Eastside Fire & Rescue honors late volunteer firefighter
February 28, 2012
By Warren Kagarise
Colleagues remember longtime Eastside Fire & Rescue Volunteer Battalion Chief John Waltosz as a firefighter committed to the agency and public service, even as the landscape and the fire department changed.
Waltosz, 83, died Feb. 19 after a long career in EFR and, earlier, in a rural fire district and future EFR partner.
“He had tremendous respect for the fire service, and he wanted to make sure that everyone else who joined the fire service had that same sort of respect for the job, service to the public, service to the customers,” EFR Battalion Chief Dave McDaniel said.
Waltosz imparted a respect for the agency on fledgling members as the United States Army veteran recruited and trained residents to respond to fires and other emergencies.
“When new volunteers came into the agency, he always took them under his wing,” McDaniel said. “He really set them in the direction of what the fire service is as a volunteer, this is how it’s going to run. He was just a stickler for that.”
Waltosz lived near Station 78 — in the Coalfield area near Renton city limits — and responded to calls in the Coalfield, Lake Kathleen, Maple Hills and May Valley areas before retiring in November 1998. Waltosz started as a Fire District 10 volunteer firefighter 33 years earlier in January 1965. (Fire District 10 later joined EFR as a partner organization.)

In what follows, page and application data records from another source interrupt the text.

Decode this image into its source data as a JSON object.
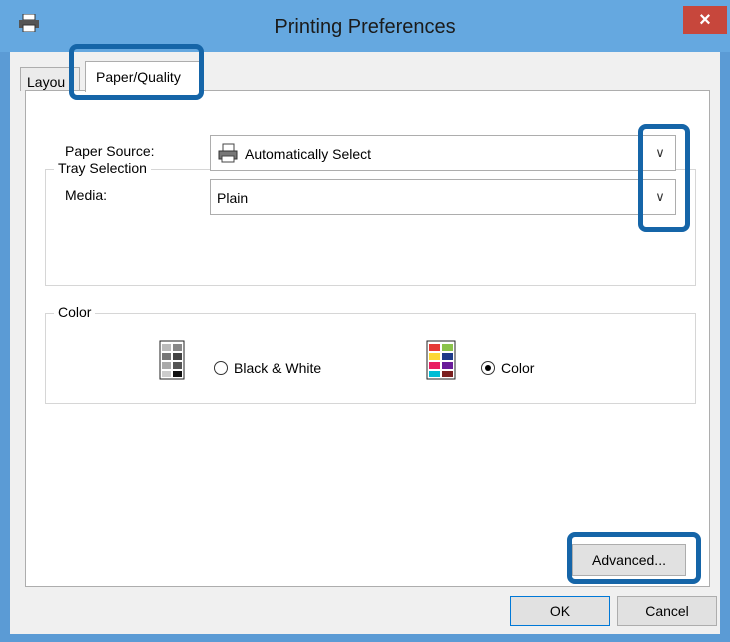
{
  "window": {
    "title": "Printing Preferences",
    "close_glyph": "×",
    "icon": "printer-icon"
  },
  "tabs": [
    {
      "label": "Layout",
      "visible_label": "Layou",
      "selected": false
    },
    {
      "label": "Paper/Quality",
      "selected": true
    }
  ],
  "tray_selection": {
    "title": "Tray Selection",
    "paper_source_label": "Paper Source:",
    "paper_source_value": "Automatically Select",
    "media_label": "Media:",
    "media_value": "Plain"
  },
  "color_group": {
    "title": "Color",
    "options": [
      {
        "label": "Black & White",
        "checked": false
      },
      {
        "label": "Color",
        "checked": true
      }
    ]
  },
  "buttons": {
    "advanced": "Advanced...",
    "ok": "OK",
    "cancel": "Cancel"
  },
  "colors": {
    "title_bar": "#65a8e0",
    "close_button": "#c7473c",
    "highlight": "#1565a8"
  }
}
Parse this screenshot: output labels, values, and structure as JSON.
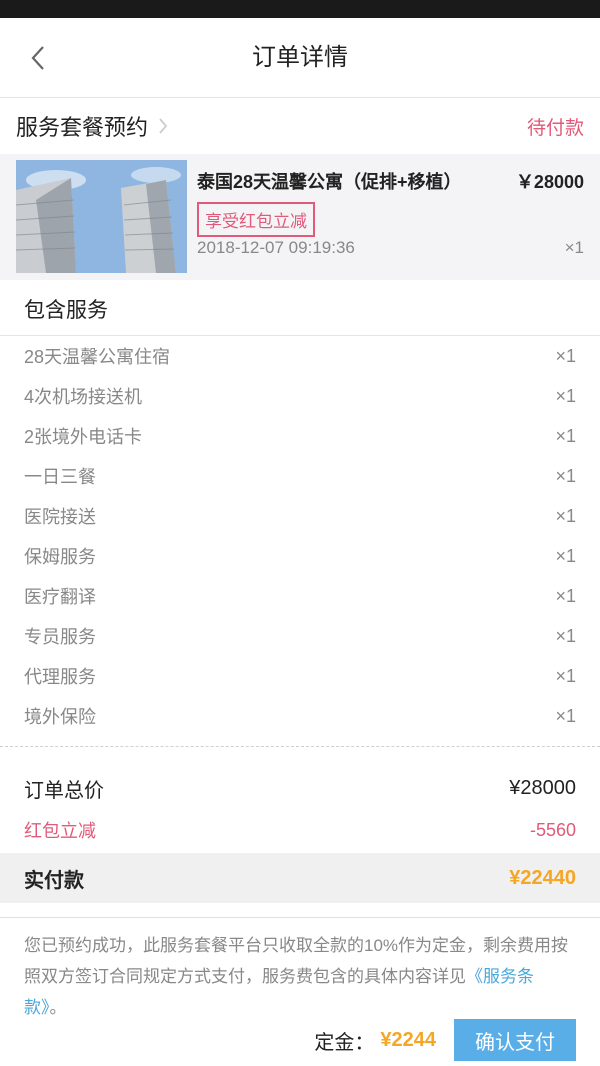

“John will be missed for his devotion to his family, his neighbors and community service,” EFR Chief Lee Soptich said.
Waltosz built a strong relationship between volunteer and career firefighters in the area.
“He was very well-respected by the fellow volunteers and by the career firefighters,” McDaniel said. “A lot of the career firefighters in the agency either had a direct or indirect relationship with him.”
Despite the serious role, McDaniel remembered Waltosz as a genial man dedicated to family and firefighting. The longtime volunteer firefighter also made up nicknames for colleagues as a friendly gesture.
“He had a great deal of influence on a lot of people,” McDaniel said. “He was just a great guy to be around.”
In December 2007, EFR leaders established the Volunteer Battalion Chief John Waltosz Inspiration Award as a testament to Waltosz’s service.
In a final honor to the longtime volunteer firefighter, EFR officials planned for firefighters to participate in Waltosz’s funeral procession and for a fire agency aid vehicle to carry his casket from the funeral service to Tahoma National Cemetery in Kent.
McDaniel, the inaugural recipient of the inspiration award, said Waltosz’s experience in the military, business and public sectors offered a breadth of experience to EFR. The experience came in handy as the fire service evolved and the region added residents.
“He’s the guy you would want someone new in the agency to be sat down with when they first came in,” McDaniel said. “That was one of John’s biggest strong points — the fact that he knew the fire service and he wanted to make sure that everyone that became a part of it would take on that same attitude and that respect for it.”
Warren Kagarise: 392-6434, ext. 234, or email@example.com. Comment at www.issaquahpress.com.